"I think if you're good enough to work here, you're good enough to stay," she told Radio West.
"Ultimately, we want to live in a society where everyone has equal access to rights, where we don't have an underclass of workers that are constantly looking over their shoulder, that they're worried that they're going to be legislated out of a job."
Thousands will be impacted, says advocate
While migrant farm workers who come to B.C.'s Okanagan region under the seasonal agricultural program won't be affected, others who come under the low-skilled stream will, Hjalmarson said.
Hjalmarson said she believes approximately 80,000 temporary foreign workers are employed in B.C., and thousands of them will be impacted by the new rule.
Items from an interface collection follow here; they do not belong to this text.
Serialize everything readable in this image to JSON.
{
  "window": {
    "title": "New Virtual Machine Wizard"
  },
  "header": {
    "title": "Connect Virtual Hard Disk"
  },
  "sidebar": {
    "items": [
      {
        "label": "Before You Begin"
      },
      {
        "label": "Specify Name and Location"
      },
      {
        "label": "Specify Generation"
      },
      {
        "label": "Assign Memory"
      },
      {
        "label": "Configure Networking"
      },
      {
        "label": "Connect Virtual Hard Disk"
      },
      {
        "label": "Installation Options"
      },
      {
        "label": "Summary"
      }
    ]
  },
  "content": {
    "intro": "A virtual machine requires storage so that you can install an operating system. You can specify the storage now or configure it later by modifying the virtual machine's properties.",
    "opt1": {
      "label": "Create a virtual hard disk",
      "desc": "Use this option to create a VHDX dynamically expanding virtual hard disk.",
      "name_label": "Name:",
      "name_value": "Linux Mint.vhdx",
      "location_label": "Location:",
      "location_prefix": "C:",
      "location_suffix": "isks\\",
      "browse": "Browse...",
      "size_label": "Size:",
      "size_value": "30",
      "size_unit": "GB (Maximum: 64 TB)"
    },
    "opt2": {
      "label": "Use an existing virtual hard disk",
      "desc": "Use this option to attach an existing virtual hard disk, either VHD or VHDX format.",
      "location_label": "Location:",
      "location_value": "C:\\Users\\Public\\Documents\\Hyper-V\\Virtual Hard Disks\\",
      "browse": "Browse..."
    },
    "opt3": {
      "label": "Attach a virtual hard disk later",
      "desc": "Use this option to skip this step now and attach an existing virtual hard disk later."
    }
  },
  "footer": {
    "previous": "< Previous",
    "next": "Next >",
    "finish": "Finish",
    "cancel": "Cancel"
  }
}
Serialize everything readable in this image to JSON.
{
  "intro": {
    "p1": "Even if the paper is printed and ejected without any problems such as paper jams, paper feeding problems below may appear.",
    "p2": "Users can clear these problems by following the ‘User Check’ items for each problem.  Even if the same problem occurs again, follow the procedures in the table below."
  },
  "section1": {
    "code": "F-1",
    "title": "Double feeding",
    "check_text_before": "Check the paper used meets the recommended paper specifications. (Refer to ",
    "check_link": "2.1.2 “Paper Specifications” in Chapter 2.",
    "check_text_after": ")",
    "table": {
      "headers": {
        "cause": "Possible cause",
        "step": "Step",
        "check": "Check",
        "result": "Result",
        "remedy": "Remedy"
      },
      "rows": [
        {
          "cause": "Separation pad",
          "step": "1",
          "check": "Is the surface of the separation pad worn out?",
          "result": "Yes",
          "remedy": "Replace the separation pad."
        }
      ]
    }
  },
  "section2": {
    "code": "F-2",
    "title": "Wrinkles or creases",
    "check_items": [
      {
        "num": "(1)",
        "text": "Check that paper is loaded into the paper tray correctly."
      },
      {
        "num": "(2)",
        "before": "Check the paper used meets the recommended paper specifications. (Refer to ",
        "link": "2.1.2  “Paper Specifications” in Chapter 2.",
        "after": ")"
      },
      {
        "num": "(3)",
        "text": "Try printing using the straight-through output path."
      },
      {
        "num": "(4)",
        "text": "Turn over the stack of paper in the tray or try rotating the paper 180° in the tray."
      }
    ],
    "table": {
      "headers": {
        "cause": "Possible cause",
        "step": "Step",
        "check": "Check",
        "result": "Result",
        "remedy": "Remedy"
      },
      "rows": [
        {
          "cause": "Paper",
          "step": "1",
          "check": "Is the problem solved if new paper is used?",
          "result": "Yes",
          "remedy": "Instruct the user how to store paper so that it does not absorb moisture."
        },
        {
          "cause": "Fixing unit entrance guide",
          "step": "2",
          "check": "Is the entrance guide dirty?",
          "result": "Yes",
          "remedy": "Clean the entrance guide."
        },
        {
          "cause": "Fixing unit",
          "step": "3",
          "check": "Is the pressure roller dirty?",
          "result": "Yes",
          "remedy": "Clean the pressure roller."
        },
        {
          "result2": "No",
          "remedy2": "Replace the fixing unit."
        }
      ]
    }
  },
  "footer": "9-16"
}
Citizenship and Immigration Canada has made an exception for TFWs approaching their four-year limit in Alberta, offering a bridging permit if they applied for permanent residency under the Provincial Nominee Program by July 1, 2014.
Meanwhile, Federal Employment Minister Jason Kenney has said Ottawa is willing to extend similar measures to other provinces.
CIC also lists several other situations in which workers may be exempt from the four year rule, including:
Management and professional workers, including spouses and dependants
Workers exempt due to international agreements, Canadian interests, self-support, humanitarian reasons
Workers doing jobs which do not require a work permit
Permanent resident applicants who have received a positive selection decision or approval in principle
Provincial nominees applying for an employer-specific work permit
For more information about the four-year rule, check the CIC website.
To hear the full interview with Elise Hjalmarson, click on the audio labelled: Migrant advocate says temporary foreign workers being legislated out of a job.
With files from The Canadian Press